**DESCRIPTION OF THE TASK**
In the entries that follow, find every line containing "andrei" and copy it.

**TASK INPUT**
>>>>>
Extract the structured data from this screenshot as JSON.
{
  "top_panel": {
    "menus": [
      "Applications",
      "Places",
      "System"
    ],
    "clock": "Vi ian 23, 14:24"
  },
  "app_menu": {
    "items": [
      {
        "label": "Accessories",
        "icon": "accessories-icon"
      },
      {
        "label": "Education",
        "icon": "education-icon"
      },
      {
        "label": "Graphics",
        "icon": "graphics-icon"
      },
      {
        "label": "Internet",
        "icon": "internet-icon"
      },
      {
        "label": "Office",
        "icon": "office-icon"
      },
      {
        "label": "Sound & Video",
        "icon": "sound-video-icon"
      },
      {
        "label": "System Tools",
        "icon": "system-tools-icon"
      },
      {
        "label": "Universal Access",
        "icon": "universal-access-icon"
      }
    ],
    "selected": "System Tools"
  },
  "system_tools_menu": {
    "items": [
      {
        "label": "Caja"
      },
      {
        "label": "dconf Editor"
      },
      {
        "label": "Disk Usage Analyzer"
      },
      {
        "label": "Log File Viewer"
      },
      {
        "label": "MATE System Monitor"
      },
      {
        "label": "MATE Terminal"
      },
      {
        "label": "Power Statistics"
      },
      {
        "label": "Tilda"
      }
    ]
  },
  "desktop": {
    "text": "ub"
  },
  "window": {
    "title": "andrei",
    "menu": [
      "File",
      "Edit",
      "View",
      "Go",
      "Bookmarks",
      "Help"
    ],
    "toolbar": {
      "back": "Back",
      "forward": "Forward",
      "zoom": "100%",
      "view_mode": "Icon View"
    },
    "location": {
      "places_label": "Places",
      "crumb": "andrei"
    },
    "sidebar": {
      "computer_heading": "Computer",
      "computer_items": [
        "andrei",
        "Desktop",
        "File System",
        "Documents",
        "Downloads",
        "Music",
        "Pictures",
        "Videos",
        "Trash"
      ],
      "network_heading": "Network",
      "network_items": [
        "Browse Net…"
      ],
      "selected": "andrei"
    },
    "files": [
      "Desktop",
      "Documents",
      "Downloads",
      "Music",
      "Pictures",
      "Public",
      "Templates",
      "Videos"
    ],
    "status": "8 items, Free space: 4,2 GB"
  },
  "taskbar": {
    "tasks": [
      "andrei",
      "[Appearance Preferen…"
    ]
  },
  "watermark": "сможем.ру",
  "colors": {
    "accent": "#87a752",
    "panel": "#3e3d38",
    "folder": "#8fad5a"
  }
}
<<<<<
**REPLY**
    "title": "andrei",
      "crumb": "andrei"
        "andrei",
      "selected": "andrei"
      "andrei",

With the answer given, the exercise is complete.